The Record Raid pop-up music store will make its way to Tulane University this Saturday (Oct. 18) where people can buy music on classic platforms from vinyls to cassettes and interact with several private record collectors.
The ongoing construction of a major drainage canal under Jefferson Avenue will require one lane of traffic to close on Magazine Street for an anticipated three weeks, officials said.
A Saturday night gala at a St. Charles Avenue home — hosted by a local historian with catering by John Besh and music by the New Leviathan Orchestra — will raise money to commemorate the War of 1812 on property near the original battlefield in Chalmette on the event’s bicentennial in January.
Investors in the U.S. and around the world have been getting an economic reality shock as the markets are adjusting to a new normal. The Dow Jones Industrial Average has fallen five percent in the last five days. Though certainly not the biggest loss in history, it does send a clear message that growth has been slowed in every corner of the planet — probably by “bad policy making and political inaction”, according to TIME.
The New Orleans unit of The Herb Society of America will be holding a plant sale this Saturday (Oct. 18) at a yard in the Milan neighborhood certified as a wildlife habitat by the National Wildlife Federation, and all proceeds will benefit projects and educational programs of The Herb Society.
Building on a series of workshops convened over the last two years, the Family Center of Hope will host its first Helping Mothers Heal conference on Saturday as part of the weekend’s 20th Annual Summit on the Plight of the African-American Male.
A 22-year-old man was shot in the back Wednesday afternoon near St. Andrew and South Liberty streets in Central City, New Orleans police said.
The New Orleans Recreation Development Commission will offer a free screening of Iron Man 3 in Norwood Thompson Playground this Friday (Oct. 17), hosted by the Norwood Thompson Playground Booster Club. The event will include pre-show field games and fitness activities led by Fit NOLA Parks instructors.
A plan to sell off a vacant lot formerly used as a filling station for New Orleans Police Department vehicles near the rebounding Broad Street commercial corridor has been postponed indefinitely while city officials try to determine the extent of soil contamination under the site, but Broadmoor activists say it will likely attract strong interest once it goes to auction.
Kirk Coco, the founder and CEO of NOLA Brewing, will lead a discussion about beer and Prohibition in New Orleans at the Irish House on Thursday evening as a prelude to month-long discussion of John Steinbeck’s “Grapes of Wrath,” followed by a kickoff party Friday at the Southern Food and Beverage Museum.
Dear folks who decide holidays in Louisiana,
I respectfully request that you discontinue the Christopher Columbus holiday observance, posthaste.
It is an act of disrespect and deceit to continue to prop up Christopher Columbus as America’s first great hero.
Its governing board had just been replaced through a process in essence mandated by the state government, and several of the new members had already resigned.
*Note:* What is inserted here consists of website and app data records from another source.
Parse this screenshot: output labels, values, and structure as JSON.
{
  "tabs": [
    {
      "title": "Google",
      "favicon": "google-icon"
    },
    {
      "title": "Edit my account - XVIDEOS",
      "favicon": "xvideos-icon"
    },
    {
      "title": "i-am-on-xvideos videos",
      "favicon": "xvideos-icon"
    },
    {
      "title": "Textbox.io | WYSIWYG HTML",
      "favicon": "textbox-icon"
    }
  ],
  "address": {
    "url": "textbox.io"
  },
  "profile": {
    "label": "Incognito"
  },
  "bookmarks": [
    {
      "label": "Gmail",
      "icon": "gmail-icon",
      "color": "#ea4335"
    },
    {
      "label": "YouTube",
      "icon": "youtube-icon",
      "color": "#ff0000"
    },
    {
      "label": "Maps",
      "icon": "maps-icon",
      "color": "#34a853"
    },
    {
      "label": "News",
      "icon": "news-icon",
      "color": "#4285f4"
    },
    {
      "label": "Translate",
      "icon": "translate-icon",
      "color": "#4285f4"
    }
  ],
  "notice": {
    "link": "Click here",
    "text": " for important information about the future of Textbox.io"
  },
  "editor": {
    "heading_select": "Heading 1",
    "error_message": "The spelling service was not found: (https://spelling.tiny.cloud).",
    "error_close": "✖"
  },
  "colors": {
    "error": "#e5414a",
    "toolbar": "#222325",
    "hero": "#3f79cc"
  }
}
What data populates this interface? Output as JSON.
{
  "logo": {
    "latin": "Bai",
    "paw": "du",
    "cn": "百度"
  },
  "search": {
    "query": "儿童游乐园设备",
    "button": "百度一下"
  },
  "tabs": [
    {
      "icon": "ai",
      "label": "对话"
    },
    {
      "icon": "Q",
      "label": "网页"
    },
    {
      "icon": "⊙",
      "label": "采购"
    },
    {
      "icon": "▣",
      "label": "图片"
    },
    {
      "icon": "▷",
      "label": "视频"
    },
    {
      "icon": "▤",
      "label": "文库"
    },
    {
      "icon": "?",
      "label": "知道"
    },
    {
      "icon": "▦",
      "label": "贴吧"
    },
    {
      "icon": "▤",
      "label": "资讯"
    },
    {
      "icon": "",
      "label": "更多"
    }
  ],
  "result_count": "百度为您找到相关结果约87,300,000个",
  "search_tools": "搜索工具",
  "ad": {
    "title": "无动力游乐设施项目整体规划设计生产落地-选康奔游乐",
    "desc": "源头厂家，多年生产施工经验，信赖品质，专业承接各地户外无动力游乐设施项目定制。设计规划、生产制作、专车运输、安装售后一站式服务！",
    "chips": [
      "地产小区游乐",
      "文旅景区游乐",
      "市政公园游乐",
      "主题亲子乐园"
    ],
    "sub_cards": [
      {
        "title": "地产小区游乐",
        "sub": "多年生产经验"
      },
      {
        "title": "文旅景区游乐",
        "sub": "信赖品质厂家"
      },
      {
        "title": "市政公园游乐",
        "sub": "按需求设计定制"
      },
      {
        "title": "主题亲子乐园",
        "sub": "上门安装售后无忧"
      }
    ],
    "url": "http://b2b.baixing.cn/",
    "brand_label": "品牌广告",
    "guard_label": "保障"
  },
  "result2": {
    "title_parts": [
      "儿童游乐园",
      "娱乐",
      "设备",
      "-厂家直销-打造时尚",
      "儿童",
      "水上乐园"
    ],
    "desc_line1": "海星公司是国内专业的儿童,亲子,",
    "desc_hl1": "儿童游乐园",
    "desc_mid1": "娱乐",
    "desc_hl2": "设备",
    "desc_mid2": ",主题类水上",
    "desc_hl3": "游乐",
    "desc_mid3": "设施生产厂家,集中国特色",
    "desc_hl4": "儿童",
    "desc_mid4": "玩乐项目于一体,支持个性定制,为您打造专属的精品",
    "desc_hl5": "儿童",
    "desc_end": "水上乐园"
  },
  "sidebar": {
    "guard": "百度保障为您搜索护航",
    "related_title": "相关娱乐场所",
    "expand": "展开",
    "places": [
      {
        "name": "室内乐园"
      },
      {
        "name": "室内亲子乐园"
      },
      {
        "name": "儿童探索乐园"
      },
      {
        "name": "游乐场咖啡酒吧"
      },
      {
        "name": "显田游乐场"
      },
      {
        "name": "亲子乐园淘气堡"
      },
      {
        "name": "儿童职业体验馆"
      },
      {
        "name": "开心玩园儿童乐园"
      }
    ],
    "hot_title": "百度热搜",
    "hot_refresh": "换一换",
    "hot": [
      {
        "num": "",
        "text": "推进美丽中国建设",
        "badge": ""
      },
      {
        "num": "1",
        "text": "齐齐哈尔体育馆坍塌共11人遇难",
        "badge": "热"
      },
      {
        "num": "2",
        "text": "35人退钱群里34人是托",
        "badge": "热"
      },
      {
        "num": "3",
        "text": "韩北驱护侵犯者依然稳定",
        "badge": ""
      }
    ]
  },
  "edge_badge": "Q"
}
Its two founding school leaders had publicly parted ways with the school, the temporary school leader was under increasing public scrutiny — as were the school’s finances. Disagreements over the causes of the problems sharply divided parents, and monthly board meetings were balancing acts between simmering tensions and open acrimony.
Reflecting the atmosphere of uncertainty, Bartlett was appointed school CEO last year with “interim” very publicly affixed to his title, and board members promised another search for a permanent successor. Against that background, then, the same board’s decision Monday night to make Bartlett the permanent CEO with a more-than-20 percent salary increase — and applause from parents who had been some of the school’s sharpest critics — was all the more striking.